Mr Romney accused Mr Santorum of trying to "kidnap the primary process" by attempting to get Democrats to vote against him. He told Fox News on Tuesday morning that the tactic was "outrageous and disgusting... a terrible, dirty trick".
"This is a new low for his campaign and that's saying something," Mr Romney said.
Mr Santorum's recorded message to Democrats said: "Romney supported the bailouts for his Wall Street billionaire buddies but opposed the auto bailouts.
"That was a slap in the face to every Michigan worker and we're not going to let Romney get away with it," it continued.
Although only Republicans may participate in Michigan's primary, electoral rules allow voters to temporarily change their affiliation on the spot - giving Democrats the opportunity to cast a ballot on Tuesday.
Mr Santorum and his supporters have also spent about $2m (£1.3m) on advertising in Michigan.
Speaking to a crowd of union auto workers in Washington on Tuesday, President Barack Obama took credit for the industry's recovery after a taxpayer-backed bailout.
Without naming any of the Republican candidates, Mr Obama said that assertions that union members profited from bailout was "a load of you know what".
On the campaign trail Mr Romney had played up his ties to Michigan, where his father was a former governor.
Whoever wins in Michigan could gain crucial momentum ahead of next week's "Super Tuesday" votes, which sees 10 states go to the polls.
Mr Gingrich, a former Speaker of the House of Representatives, and Texas Congressman Ron Paul are focusing their efforts on next week's vote.
In recent weeks, Mr Santorum has mounted a strong challenge to Mr Romney in Michigan.
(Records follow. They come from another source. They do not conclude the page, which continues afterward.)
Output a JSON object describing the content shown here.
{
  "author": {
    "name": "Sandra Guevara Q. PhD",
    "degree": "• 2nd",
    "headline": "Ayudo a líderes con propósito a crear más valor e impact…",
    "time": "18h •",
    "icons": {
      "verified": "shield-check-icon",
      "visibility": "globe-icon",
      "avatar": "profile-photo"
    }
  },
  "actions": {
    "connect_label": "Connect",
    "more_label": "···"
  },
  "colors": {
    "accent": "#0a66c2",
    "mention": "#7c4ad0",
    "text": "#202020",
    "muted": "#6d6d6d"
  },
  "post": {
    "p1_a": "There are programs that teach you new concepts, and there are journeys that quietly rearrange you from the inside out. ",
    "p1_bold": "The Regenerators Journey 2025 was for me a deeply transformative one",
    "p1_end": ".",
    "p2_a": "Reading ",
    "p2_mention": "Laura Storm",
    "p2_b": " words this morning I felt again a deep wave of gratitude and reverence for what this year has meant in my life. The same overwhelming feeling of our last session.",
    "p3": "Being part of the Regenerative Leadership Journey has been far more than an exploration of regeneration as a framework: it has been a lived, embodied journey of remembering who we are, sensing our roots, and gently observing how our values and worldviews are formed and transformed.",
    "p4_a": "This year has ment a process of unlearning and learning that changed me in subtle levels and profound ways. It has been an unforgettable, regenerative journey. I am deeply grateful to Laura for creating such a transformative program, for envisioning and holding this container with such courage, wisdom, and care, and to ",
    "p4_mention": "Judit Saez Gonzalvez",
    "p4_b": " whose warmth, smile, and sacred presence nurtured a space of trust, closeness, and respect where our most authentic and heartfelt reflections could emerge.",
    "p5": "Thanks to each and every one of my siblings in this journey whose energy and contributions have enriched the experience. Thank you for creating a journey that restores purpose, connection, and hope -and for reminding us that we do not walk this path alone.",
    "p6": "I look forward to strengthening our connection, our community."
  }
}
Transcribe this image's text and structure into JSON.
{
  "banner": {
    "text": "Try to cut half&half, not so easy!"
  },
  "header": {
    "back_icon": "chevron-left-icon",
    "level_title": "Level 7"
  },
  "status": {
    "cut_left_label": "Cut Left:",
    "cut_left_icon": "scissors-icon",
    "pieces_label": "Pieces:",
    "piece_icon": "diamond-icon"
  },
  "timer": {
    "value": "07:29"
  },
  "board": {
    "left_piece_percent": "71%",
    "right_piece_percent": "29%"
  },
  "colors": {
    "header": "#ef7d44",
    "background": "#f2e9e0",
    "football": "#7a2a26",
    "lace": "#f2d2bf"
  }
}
A loss for Mr Romney in either state could establish Mr Santorum as a new frontrunner in the presidential race, correspondents say, and raise questions about Mr Romney's ability to appeal to his party's base.
Mr Santorum sprang an upset in the last round of voting, when he picked up three victories - in Missouri, Minnesota and Colorado - in a single night.
Mr Romney currently has 123 delegates, compared to Mr Santorum's 72, with 1,144 needed to secure the nomination.